_INSTRUCTIONS FOR THE TASK_
What lines in the listing below hold the string "gold"? Please copy them out.
---------- DATASET
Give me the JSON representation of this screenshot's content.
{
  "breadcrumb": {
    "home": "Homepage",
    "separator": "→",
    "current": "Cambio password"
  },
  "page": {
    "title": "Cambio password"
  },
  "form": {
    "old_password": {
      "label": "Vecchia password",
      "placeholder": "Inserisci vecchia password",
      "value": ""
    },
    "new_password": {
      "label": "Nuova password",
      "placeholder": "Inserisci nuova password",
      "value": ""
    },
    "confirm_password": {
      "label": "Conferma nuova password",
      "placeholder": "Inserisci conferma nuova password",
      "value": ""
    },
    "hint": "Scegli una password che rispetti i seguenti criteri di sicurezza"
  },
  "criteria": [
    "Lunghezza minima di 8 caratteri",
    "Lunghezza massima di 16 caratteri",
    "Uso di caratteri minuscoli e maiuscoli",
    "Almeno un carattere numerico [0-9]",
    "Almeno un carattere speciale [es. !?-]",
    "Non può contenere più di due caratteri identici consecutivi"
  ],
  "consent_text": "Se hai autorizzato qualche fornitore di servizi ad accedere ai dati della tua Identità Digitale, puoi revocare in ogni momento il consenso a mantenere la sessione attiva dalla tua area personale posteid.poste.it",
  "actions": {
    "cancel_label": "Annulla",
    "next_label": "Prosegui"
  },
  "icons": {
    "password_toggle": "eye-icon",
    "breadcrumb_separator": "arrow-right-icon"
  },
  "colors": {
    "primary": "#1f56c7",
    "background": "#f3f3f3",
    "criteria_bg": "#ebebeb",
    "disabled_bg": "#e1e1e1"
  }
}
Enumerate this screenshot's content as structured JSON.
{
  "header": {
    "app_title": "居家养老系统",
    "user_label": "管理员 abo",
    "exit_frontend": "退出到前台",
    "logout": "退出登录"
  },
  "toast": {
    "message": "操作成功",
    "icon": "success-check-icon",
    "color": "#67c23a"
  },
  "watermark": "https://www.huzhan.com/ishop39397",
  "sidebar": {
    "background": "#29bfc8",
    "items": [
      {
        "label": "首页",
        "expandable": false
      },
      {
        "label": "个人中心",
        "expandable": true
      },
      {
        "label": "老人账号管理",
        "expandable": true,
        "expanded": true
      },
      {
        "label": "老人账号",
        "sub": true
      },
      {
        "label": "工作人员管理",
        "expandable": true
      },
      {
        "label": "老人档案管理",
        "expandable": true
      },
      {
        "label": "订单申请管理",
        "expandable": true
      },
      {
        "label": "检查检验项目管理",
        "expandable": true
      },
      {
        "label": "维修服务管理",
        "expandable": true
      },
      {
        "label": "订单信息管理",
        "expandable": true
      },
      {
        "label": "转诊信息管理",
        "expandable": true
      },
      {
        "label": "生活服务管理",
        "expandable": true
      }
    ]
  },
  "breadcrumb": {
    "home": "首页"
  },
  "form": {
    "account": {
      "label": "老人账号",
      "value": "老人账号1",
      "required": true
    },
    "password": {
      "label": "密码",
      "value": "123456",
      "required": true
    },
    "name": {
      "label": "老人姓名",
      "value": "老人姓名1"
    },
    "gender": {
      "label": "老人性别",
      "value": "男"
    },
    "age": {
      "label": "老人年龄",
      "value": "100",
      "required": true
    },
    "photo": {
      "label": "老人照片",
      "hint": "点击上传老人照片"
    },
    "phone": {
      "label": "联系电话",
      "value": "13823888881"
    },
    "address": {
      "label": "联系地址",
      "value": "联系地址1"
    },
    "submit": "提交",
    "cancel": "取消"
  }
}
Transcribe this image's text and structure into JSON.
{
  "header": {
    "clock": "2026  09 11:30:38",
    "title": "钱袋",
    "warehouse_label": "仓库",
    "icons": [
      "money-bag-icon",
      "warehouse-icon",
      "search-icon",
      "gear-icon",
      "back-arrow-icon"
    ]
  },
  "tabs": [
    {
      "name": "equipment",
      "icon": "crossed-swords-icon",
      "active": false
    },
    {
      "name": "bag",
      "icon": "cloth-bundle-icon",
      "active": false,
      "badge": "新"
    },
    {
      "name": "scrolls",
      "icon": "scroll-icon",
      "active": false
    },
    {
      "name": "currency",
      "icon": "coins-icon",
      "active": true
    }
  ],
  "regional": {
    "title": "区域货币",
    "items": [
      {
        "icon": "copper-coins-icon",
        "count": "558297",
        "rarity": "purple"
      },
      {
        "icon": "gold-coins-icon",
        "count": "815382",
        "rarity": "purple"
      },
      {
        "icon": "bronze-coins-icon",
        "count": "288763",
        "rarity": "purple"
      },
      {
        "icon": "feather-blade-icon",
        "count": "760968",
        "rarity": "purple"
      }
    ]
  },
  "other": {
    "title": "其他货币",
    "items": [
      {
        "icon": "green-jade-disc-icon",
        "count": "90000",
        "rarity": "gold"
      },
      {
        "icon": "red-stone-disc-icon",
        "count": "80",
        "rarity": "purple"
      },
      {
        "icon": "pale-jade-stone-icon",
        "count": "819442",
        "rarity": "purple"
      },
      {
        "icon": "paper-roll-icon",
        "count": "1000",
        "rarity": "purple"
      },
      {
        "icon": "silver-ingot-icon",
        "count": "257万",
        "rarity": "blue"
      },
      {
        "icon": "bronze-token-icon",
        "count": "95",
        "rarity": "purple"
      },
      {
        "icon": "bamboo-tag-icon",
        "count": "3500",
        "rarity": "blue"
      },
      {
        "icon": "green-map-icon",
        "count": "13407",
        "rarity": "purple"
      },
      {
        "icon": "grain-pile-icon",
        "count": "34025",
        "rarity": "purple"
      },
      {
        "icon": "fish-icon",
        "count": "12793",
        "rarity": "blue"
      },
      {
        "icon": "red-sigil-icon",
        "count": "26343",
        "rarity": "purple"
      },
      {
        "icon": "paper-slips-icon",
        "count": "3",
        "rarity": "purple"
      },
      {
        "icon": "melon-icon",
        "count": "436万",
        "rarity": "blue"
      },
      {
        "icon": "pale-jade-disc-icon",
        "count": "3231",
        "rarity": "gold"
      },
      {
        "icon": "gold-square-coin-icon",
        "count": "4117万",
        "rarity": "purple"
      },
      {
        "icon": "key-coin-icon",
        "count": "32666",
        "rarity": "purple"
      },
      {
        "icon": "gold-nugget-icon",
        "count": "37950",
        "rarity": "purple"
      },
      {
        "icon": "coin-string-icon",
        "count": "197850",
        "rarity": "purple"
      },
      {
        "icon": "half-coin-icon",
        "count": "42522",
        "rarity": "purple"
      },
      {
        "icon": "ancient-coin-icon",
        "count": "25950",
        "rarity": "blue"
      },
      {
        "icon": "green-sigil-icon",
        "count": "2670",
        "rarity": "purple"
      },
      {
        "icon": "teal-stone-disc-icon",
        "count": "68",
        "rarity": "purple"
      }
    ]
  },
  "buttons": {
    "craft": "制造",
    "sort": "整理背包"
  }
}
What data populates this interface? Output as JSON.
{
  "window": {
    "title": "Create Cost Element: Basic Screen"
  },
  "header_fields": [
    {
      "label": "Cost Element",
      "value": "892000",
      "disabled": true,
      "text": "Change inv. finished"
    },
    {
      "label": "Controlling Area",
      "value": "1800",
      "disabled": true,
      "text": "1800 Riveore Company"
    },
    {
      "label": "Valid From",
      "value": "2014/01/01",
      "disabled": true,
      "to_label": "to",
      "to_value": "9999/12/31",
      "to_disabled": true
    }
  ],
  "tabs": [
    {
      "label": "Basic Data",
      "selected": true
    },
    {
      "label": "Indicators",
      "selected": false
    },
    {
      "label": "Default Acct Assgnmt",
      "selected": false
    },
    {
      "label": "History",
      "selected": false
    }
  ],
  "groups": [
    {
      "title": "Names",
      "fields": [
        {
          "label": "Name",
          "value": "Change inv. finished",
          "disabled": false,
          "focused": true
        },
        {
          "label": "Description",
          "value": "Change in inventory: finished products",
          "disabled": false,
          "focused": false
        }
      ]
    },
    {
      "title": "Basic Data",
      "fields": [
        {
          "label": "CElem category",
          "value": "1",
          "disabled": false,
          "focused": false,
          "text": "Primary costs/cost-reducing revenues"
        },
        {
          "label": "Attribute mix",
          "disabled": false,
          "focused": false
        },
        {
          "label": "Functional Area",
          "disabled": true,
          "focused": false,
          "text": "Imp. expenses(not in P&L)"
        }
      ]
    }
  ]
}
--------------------
_TASK ANSWER_
        "icon": "gold-coins-icon",
        "rarity": "gold"
        "rarity": "gold"
        "icon": "gold-square-coin-icon",
        "icon": "gold-nugget-icon",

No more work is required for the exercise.